# Records shown
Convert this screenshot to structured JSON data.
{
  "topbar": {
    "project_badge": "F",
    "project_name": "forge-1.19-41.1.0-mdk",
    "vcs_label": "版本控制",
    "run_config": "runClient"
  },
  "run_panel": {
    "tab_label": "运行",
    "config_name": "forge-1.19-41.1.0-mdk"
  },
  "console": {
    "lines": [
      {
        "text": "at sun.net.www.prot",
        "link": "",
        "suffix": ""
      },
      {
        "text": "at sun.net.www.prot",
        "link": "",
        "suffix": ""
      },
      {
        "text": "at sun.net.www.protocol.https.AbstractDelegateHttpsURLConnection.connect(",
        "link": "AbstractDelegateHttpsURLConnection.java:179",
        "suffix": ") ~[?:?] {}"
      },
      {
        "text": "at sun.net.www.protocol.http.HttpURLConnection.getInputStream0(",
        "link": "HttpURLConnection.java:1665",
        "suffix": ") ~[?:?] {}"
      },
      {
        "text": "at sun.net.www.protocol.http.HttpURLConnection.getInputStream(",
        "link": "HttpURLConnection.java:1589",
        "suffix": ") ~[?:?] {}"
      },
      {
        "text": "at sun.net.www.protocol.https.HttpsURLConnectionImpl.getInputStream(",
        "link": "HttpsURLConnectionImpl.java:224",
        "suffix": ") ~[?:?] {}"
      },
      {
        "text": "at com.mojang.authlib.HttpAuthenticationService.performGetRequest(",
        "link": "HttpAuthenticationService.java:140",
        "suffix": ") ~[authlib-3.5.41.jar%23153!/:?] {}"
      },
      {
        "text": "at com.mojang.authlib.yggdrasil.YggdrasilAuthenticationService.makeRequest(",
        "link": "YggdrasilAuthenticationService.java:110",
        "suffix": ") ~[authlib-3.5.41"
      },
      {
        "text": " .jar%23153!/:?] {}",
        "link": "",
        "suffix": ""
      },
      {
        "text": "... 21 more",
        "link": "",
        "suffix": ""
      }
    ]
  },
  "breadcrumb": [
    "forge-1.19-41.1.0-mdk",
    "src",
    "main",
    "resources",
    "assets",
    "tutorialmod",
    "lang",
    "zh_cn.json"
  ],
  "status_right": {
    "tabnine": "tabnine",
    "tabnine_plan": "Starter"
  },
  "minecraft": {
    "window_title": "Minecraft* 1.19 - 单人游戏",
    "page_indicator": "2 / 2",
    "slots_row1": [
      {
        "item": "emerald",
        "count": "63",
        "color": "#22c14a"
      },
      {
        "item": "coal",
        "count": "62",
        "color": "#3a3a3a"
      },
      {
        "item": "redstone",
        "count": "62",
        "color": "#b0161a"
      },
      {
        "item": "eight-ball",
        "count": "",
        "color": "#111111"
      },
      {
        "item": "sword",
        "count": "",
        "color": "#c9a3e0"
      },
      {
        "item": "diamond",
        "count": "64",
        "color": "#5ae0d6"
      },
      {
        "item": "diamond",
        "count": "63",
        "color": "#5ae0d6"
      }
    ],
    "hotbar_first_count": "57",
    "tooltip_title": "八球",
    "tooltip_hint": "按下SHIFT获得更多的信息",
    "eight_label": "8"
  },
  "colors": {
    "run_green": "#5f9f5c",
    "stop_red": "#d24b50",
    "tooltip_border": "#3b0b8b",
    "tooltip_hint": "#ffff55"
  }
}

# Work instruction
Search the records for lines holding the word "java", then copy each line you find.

# Reply to the task
        "link": "AbstractDelegateHttpsURLConnection.java:179",
        "link": "HttpURLConnection.java:1665",
        "link": "HttpURLConnection.java:1589",
        "link": "HttpsURLConnectionImpl.java:224",
        "link": "HttpAuthenticationService.java:140",
        "link": "YggdrasilAuthenticationService.java:110",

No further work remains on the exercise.